Distributing laptops to kids around the world was supposed to be a government initiative. But Nicholas Negroponte has largely failed to sign up any foreign governments to purchase millions of One Laptop Per Child’s XO laptops.
Today the effort moved to the world of consumer sales and philanthropy, as OLPC’s Give 1, Get 1 program launched. And it appears to have launched in a big way. Wayan Vota, editor of OLPC News, pointed out that by the end of day Monday, the G1G1 website was saying there were only 12 days left in the sale.
That’s confusing because OLPC has said there will be no limit to the number of orders they take from Nov. 12 to 26; the organization originally said there would be only 25,000 laptops available for G1G1. After Wayan posted, the site reverted to the 15-day countdown, so probably the 12-day graphic was just a web designer glitch.
In any case, the laptop appears to have high geek appeal and the limited-time offer seems to be driving buying mania.

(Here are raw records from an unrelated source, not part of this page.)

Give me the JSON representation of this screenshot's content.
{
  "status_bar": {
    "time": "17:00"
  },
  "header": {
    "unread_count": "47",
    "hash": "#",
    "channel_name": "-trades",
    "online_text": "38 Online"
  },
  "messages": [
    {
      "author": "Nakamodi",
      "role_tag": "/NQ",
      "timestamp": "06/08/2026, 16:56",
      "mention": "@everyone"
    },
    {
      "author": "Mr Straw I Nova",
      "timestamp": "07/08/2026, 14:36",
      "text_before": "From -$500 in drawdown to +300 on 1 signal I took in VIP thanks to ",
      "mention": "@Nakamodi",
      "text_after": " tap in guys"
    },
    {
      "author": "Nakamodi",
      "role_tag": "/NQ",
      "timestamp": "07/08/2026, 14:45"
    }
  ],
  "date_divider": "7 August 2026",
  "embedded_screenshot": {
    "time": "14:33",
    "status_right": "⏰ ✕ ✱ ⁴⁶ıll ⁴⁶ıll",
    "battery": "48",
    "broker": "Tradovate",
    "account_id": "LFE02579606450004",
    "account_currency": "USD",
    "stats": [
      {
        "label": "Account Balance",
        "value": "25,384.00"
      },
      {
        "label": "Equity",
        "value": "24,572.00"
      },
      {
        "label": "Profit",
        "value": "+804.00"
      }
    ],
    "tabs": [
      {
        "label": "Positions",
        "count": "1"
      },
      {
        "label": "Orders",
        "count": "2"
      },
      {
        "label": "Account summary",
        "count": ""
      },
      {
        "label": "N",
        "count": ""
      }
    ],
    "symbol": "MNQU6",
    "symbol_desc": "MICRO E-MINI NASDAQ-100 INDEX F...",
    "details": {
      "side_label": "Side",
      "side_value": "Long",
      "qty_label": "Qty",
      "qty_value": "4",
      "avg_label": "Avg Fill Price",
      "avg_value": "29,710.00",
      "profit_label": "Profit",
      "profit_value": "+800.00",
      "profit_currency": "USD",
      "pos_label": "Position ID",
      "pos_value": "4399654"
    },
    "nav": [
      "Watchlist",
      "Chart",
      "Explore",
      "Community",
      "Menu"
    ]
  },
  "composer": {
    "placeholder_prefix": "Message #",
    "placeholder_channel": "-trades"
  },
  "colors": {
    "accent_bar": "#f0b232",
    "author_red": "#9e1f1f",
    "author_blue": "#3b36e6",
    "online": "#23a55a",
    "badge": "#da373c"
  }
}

I talked to Wayan earlier today about this interesting clause in OLPC’s terms and conditions, as blogged by News.com’s Peter Glaskowsky.
9. Neither OLPC Foundation nor One Laptop per Child, Inc. has service facilities, a help desk or maintenance personnel in the United States or Canada. Although we believe you will love your XO laptop, you should understand that it is not a commercially available product and, if you want help using it, you will have to seek it from friends, family, and bloggers. One goal of the G1G1 initiative is to create an informal network of XO laptop users in the developed world, who will provide feedback about the utility of the XO laptop as an educational tool for children, participate in the worldwide effort to create open-source educational applications for the XO laptop, and serve as a resource for those in the developing world who seek to optimize the value of the XO laptop as an educational tool. A fee based tech support service will be available to all who desire it. We urge participants in the G1G1 initiative to think of themselves as members of an international educational movement rather than as "customers."
In a nutshell, Wayan thought this was pretty lame. Here’s what he told me:
"It’s an interesting way for them to keep from having to handle service requests. One page on a Wiki does not make a constructive user guide. They need to have some comprehensive support plan in place."
And to loop back to the beginning of this post, this lack of support is a key stumbling block in the country-level sales effort.
"Ministers in the developing world need this in order to be able to buy laptops. Without a maintenance plan, what are they supposed to do, tell the kids to get a screwdriver and fix it themselves? That's Humpty Dumpty on a massive scale."